The Chinese foreign minister was essentially levelling accusations China has long faced against Australia.
Foreign policy watchers have suggested China is ramping up its disinformation campaign across the world as it deals with increased domestic issues caused by the coronavirus pandemic.
Australian Strategic Policy Institute executive director Peter Jennings has previously said China's increased aggression, which has been seen globally, was about distracting its own citizens' attention away from the Communist Party's mishandling of COVID-19.
But he said the strategy could prove counter-productive as it pushes countries and businesses away, as the cost of working with China grows too high.
Prime Minister Scott Morrison this morning will announced a $1.35 billion commitment to fund cyber security in Australia, after ongoing attacks on state-owned facilities, including hospitals.
The Australian Government has not named China as the suspect behind recent cyber attacks, only saying there were a limited number of state actors who had the capacity to carry them out.
An Australian Department of Foreign Affairs and Trade spokeswoman said it was long standing practice not to comment on intelligence matters.
"Australia's intelligence and security agencies are committed to protecting our national security, including the important work of countering the serious threat of foreign interference," she said.

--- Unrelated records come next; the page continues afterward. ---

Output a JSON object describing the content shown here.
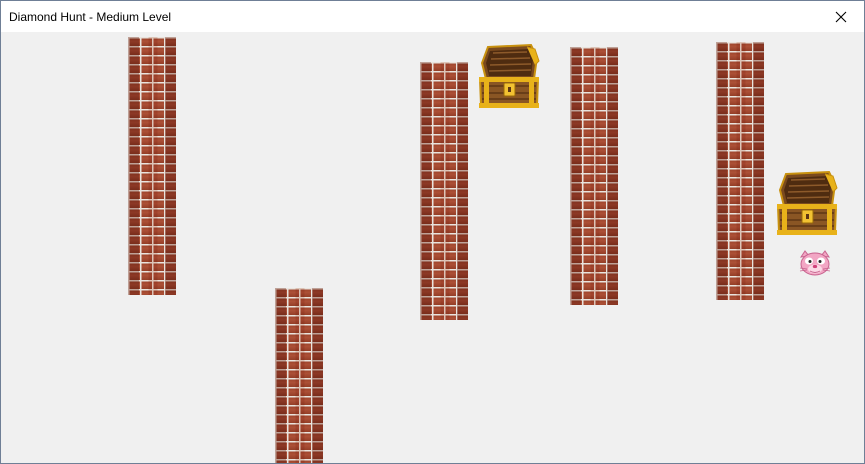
{
  "window": {
    "title": "Diamond Hunt - Medium Level"
  },
  "icons": {
    "close": "close-icon",
    "chest": "treasure-chest-icon",
    "player": "pink-panther-icon",
    "wall": "brick-wall"
  },
  "colors": {
    "background": "#f0f0f0",
    "brick": "#a8472c",
    "mortar": "#e9e4de",
    "chest_gold": "#e8b21a",
    "chest_wood": "#7a4a1e",
    "panther_pink": "#f2a6c4"
  },
  "game": {
    "walls": 5,
    "treasure_chests": 2,
    "players": 1
  }
}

Originally published as 'Crossed the line': China's new threat against Australia